Turns out, painting? Lots of work. And lots of time. And by the time you get to the 2nd night of painting, you’re dizzy from paint fumes and pretty much willing to sell your firstborn just to have someone finish the whole thing for you. But, I’m getting ahead of myself.
My husband’s mother and stepdad (Eve and Keith) came up to help us paint. His stepdad has done a lot of painting and was able to tell us what we needed to buy at Home Depot. And we bought a LOT of stuff. You can see some of our supplies here (probably about a quarter of what we actually bought), including the wet vac my husband’s mom bought because she could no longer deal with the dust around the radiators:
Once we got started, Keith schooled us on the basics: washing the walls, filling the cracks, sanding the dried crack filler, taping, cutting in, etc. Being that I was mostly imagining myself rolling away at the walls all day, this was quite an education. Finally, they let me at the walls and I was very pleased:

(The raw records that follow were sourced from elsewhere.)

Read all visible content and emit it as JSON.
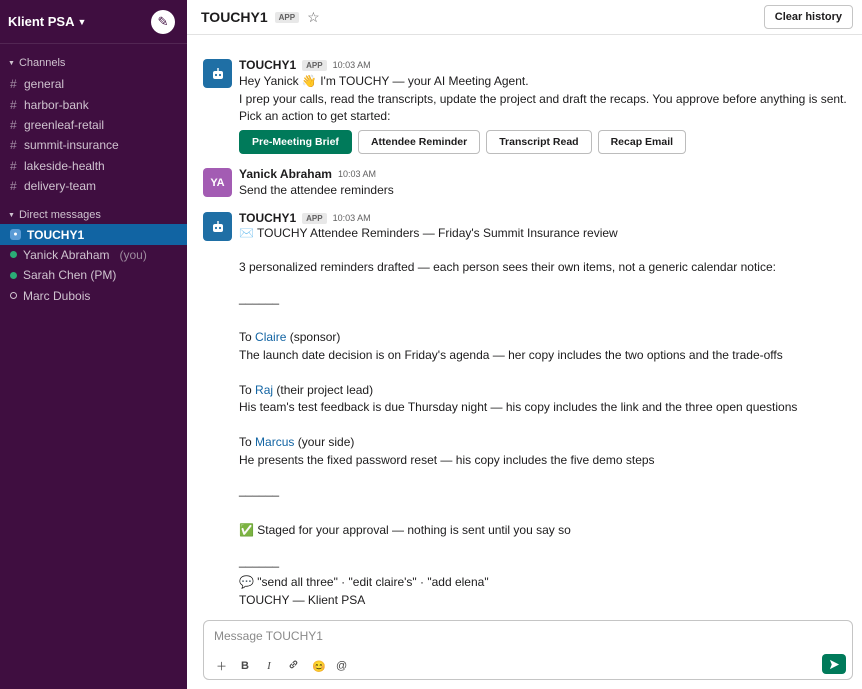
{
  "workspace": {
    "name": "Klient PSA"
  },
  "sidebar": {
    "channels_title": "Channels",
    "channels": [
      "general",
      "harbor-bank",
      "greenleaf-retail",
      "summit-insurance",
      "lakeside-health",
      "delivery-team"
    ],
    "dms_title": "Direct messages",
    "dms": [
      {
        "name": "TOUCHY1",
        "status": "bot",
        "active": true,
        "suffix": ""
      },
      {
        "name": "Yanick Abraham",
        "status": "online",
        "active": false,
        "suffix": "(you)"
      },
      {
        "name": "Sarah Chen (PM)",
        "status": "online",
        "active": false,
        "suffix": ""
      },
      {
        "name": "Marc Dubois",
        "status": "offline",
        "active": false,
        "suffix": ""
      }
    ]
  },
  "header": {
    "title": "TOUCHY1",
    "badge": "APP",
    "clear_label": "Clear history"
  },
  "messages": {
    "m1": {
      "sender": "TOUCHY1",
      "badge": "APP",
      "time": "10:03 AM",
      "line1": "Hey Yanick 👋 I'm TOUCHY — your AI Meeting Agent.",
      "line2": "I prep your calls, read the transcripts, update the project and draft the recaps. You approve before anything is sent.",
      "line3": "Pick an action to get started:",
      "actions": [
        "Pre-Meeting Brief",
        "Attendee Reminder",
        "Transcript Read",
        "Recap Email"
      ]
    },
    "m2": {
      "sender": "Yanick Abraham",
      "initials": "YA",
      "time": "10:03 AM",
      "text": "Send the attendee reminders"
    },
    "m3": {
      "sender": "TOUCHY1",
      "badge": "APP",
      "time": "10:03 AM",
      "title": "✉️ TOUCHY Attendee Reminders — Friday's Summit Insurance review",
      "intro": "3 personalized reminders drafted — each person sees their own items, not a generic calendar notice:",
      "divider": "______",
      "to_prefix": "To",
      "r1_name": "Claire",
      "r1_role": "(sponsor)",
      "r1_text": "The launch date decision is on Friday's agenda — her copy includes the two options and the trade-offs",
      "r2_name": "Raj",
      "r2_role": "(their project lead)",
      "r2_text": "His team's test feedback is due Thursday night — his copy includes the link and the three open questions",
      "r3_name": "Marcus",
      "r3_role": "(your side)",
      "r3_text": "He presents the fixed password reset — his copy includes the five demo steps",
      "staged": "✅ Staged for your approval — nothing is sent until you say so",
      "commands": "💬 \"send all three\" · \"edit claire's\" · \"add elena\"",
      "footer": "TOUCHY — Klient PSA"
    }
  },
  "composer": {
    "placeholder": "Message TOUCHY1"
  },
  "colors": {
    "sidebar": "#3f0e40",
    "active": "#1164a3",
    "primary": "#007a5a",
    "link": "#1264a3"
  }
}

It was during this initial rolling that Keith uttered the phrase that would get us through the rest of the weekend: “You’ll want it to look perfect, but it ain’t.” I think I repeated that to myself 20 times during the office painting alone.
An full 24 hours later and the bedroom was finally done. Well, except for the doors which we removed and will paint sometime next weekend.

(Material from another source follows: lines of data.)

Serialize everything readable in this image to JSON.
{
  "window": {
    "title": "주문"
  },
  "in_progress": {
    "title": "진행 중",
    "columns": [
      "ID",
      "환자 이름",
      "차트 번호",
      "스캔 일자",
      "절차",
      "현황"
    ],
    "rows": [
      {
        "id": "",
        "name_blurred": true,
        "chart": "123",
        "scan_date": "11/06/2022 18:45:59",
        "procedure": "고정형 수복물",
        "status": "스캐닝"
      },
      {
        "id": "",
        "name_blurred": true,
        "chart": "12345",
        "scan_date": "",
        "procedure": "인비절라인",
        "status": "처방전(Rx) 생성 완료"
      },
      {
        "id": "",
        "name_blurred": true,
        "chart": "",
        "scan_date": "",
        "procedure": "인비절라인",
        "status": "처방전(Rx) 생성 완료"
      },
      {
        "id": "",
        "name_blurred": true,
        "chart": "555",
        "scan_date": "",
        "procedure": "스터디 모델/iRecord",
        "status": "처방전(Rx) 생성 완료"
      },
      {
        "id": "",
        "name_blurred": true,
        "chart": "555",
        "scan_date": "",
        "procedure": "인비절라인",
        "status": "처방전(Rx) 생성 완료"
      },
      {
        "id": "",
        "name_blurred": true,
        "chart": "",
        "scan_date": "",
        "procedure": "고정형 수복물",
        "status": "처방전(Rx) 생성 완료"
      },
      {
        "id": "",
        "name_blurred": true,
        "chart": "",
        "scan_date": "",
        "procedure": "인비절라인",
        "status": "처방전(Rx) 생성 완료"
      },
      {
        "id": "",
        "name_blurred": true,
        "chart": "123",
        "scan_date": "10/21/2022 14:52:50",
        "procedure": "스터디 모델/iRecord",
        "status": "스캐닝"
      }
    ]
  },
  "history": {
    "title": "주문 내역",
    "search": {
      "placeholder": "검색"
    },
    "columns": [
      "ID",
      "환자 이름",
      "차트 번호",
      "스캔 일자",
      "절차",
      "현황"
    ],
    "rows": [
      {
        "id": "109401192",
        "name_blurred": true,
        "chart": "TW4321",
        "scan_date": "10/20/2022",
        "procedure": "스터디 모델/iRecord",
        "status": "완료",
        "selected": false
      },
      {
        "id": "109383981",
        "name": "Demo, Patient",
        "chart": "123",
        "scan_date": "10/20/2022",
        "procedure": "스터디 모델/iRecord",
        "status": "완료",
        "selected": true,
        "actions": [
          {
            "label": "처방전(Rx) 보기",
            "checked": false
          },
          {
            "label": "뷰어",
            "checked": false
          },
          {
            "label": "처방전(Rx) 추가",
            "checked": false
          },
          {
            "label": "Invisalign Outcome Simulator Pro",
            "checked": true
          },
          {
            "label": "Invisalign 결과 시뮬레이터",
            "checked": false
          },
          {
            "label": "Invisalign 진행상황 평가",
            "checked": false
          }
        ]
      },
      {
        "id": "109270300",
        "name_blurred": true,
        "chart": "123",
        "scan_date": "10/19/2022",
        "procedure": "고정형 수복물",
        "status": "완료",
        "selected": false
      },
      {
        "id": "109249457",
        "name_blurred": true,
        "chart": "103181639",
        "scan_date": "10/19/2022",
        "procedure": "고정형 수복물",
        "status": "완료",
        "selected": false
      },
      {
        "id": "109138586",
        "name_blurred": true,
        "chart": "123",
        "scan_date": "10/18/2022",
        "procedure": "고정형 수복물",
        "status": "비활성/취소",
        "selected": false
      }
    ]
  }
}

By the way, it’s kind of amazing that people just don’t bother removing the switch plates before painting, considering how easy it is. There was green paint all over those plates. Strange. Did I mention that there is a ceiling fan in every single room of the house? Including the bathroom? Yeah.
Next was the office. Eve and Keith left us alone for the office and who could blame them? Let’s face it, painting two rooms in one weekend is a bit like participating in some cruel experiment.
The office was a huge challenge. The walls were a mess and the ceiling was even worse. I think my husband spent 2 hours just filling cracks. There was also a wallpaper border at the top that was insanely difficult to remove. My triceps got the best workout ever while I was chipping away at that wallpaper. After all that, we did put primer on this room because of all the imperfections. Here’s the husband “cutting in”:
There was just no way to finish this room. Not without jumping out the window anyway. So, we still have the trim to do, the doors, and another coat on the blackboard wall. But still, I’m pretty happy with the results in both rooms. Plus, I have a MUCH better idea of what goes into painting a room and will certainly never plan to do two rooms in one weekend ever again.
Lighting novice is putting it mildly. My husband and I have cared so little about the lighting in our NYC apartment that I’m sitting here right now typing this post under some of the most hideous yellowish overhead lighting imaginable. I refuse to let that happen in our new house. We’re going to get lamps, I promise. But, we’re also interested in installing recessed lighting in the living room. The problem? We have no idea how to do it. I mean, that’s okay, we can follow the instructions in our new handy dandy Home Depot book. But, our new living room has a ceiling with no overhead lighting at all. It’s a fully finished ceiling. This may seem like a completely asinine question to anyone who has ever done…well, ANY home improvement work at all, but I don’t get it. If you want to install recessed lighting in a room with no overhead lighting, how on earth do you know where to make the holes?
I know this must be a stupid question, I just know it. But, I’m not too proud to ask it.
I’ve started this blog to share the design projects/problems we’re sure to face with our recently-purchased home and to hopefully get some advice, suggestions, admonishments, etc. from people who love interior design or those who, like me, are just newbies at this whole thing.
After years of living in various Manhattan apartments, we’ve gone and bought ourselves a house in NJ. A whole house. Yay! But, also, yikes. Our current apartment is just 4 rooms (counting the bathroom) and has the dreaded living room/kitchen combo. I don’t even think you could call it a kitchen, really. I love to cook, so this “kitchen” has been the bane of my existence for the past 5 years (as I’m sitting on my couch typing this, I look up to see my tiny stove staring back at me. Stupid stove.) You’d think that 5 years in a place would lead to some attempt at decorating, but you would be wrong. I guess I’ve always looked at this apartment as a transitional space and so I never really wanted to bother going too far in decorating it. That’s probably a silly reason, but I’m often silly and always stubborn.
So now we’ve bought a house that has an actual kitchen (though it does need to be redone), a living room, dining room, 1.5 baths, an attic, a basement and 3 bedrooms. And a sort of porch room which I just have no idea what to do with. That’s a whole lot of house when you’re used to having your refrigerator within reaching distance during Ugly Betty.
I’m hoping this blog will help me organize our projects before and after we move in. Our first step is buying this book. When one of your first questions upon seeing a basement is, “which one is the furnace?”, you know you need help.